Portsmouth Bars Put New Twist on Beer
Published Thursday, February 14, 2013

 

 

Portsmouth has long been known for its young, hip atmosphere and nightlife, so it takes creativity to stand out. Two new establishments are creating a buzz with beer: Earth Eagle Brewings, a nanobrewery with a tasting room that hung out its shingle in November on High Street; and Portsmouth Book and Bar, a used bookstore with a restaurant and bar, which opened on Pleasant Street in December.

While combining a bookstore and bar may be novel for Portsmouth, it’s nothing new for John Petrovato and his business partners, Jon Strymish and David Lovelace. The trio opened Montagne Book Mill 15 years ago in western Massachusetts, and it is still running. Petrovato also owns Raven’s Used Books in Cambridge and Boston, which he says had its best year ever in 2012. Still, the bookstore business is difficult. “I probably wouldn’t have come to Portsmouth and just opened a bookstore because rents are very high here and the bookstore market is a little bit smaller than it used to be,” Petrovato says. “Having the other revenue streams helps us be able to do this.”

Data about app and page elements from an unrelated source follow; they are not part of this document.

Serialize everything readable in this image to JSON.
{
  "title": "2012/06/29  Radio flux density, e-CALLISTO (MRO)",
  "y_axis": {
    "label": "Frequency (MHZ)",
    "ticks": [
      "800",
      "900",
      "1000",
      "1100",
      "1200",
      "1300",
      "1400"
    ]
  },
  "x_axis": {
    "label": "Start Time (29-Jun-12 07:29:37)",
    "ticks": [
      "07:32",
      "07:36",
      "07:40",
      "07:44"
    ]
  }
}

Portsmouth Book and Bar, which employs 12 people, stocks more than 15,000 used books that sell for 50 to 80 percent off the cover price. While perusing books, patrons can also enjoy a meal and select from eight bottled beers and a dozen wines. Petrovato says it will take years to recoup the upfront investment, but initial book sales are better than expected. The store sold more than 4,000 books in December, according to its Facebook page on Jan. 4.

New Hampshire has more than its fair share of brewpubs and breweries, and while microbrews have been de rigueur, nanobrews have become the latest trend. Earth Eagle Brewings turned a hobby into a business, offering a tasting room that’s become standing room only. “We were trying to figure out how could we get into the game for the smallest amount of money. That’s where the tasting room idea came up,” says Butch Heilshorn, who co-owns the brewery with Alexander McDonald, co-owner of A & G Homebrew Supply in Portsmouth, where Earth Eagle Brewings is located.

The tasting room is open Thursday through Sunday. Heilshorn and McDonald aim to have six beers on tap, and Heilshorn says the 20-person capacity room is often full. The nanobrewery has one 31-gallon barrel for brewing. The beer costs $1 for a 4-ounce taste, the size allowed by law, but they are working on legislative efforts to increase that.

Customers can buy the take-home version in either 32- or 64-oz. growlers (jugs). Heilshorn says the pair had been home brewing for a few years. One thing that makes their beer unique is that some varieties are brewed with herbs called gruits, instead of hops, the traditional ingredient. “It’s almost like people don’t think it’s beer without hops in it, but for centuries no beer had hops,” he says. To learn more, visit eartheaglebrewings.blogspot.com or Portsmouth Book and Bar on Facebook.